Electrification of mobility also affects aviation.
Battery technology for flying
The increasing electrification of mobility also affects aviation. The battery is both a key technology and a bottleneck for all electrical flight applications. Its own weight significantly limits the range and payload of the aircraft.
Lithium-sulfur batteries offer a high potential for a technological quantum leap: “Current prototype cells can already store 50 percent more energy per kilogram than current lithium-ion batteries”, reveals Dr. Thomas Abendroth, engineer Group Manager Battery Technology at Fraunhofer IWS ’ technology field "Chemical Surface Technology". “We develop innovative concepts to further increase the technological readiness level of lithium-sulfur battery cells. Current developments focus on increasing performance and gravimetric energy density. These developments require new concepts for electrode and cell design”, continues the researcher. Metallic current collector foils account for a large proportion of cell weight, although they belong to the passive materials in the battery. In current studies Fraunhofer IWS scientists have reduced the weight by up to 90 percent by perforating these foils. Based on simulations, they adapted the structure in such a way that despite their minimal weight, the electrical resistance of the electrodes fell below the critical threshold.
This electrode concept requires mechanically stable electrode films, such as those developed at Fraunhofer IWS using the DRYtraec® process. “We have already succeeded in designing the electrode porosity and the electrolyte volume in pouch cells to achieve gravimetric energy densities of up to 470 watt hours per kilogram”, adds Abendroth proudly. They are currently studying the possibility of transferring these results to flight applications in the project “HiPoLiS“ project. In this project, IWS scientists, together with Wingcopter's drone engineers, are developing the ultra-light lithium-sulfur cells for use in unmanned aerial vehicles to increase extended operating range. Since September 2020, the Dresden institute also has contributed its expertise as a member to the newly founded “Competence Network for Autonomous and Electric Flying“.

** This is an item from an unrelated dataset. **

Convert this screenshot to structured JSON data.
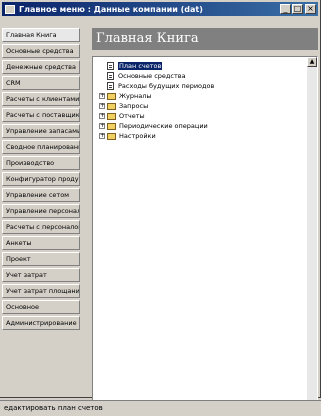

The »HiPoLiS« project – an („standing out“) electrode and cell concept for High-Power-Li-S Batteries is funded by the Federal Ministry of Education and Research (FKZ: PTJ 03XP0178A; funding period: 01/2019–12/2021).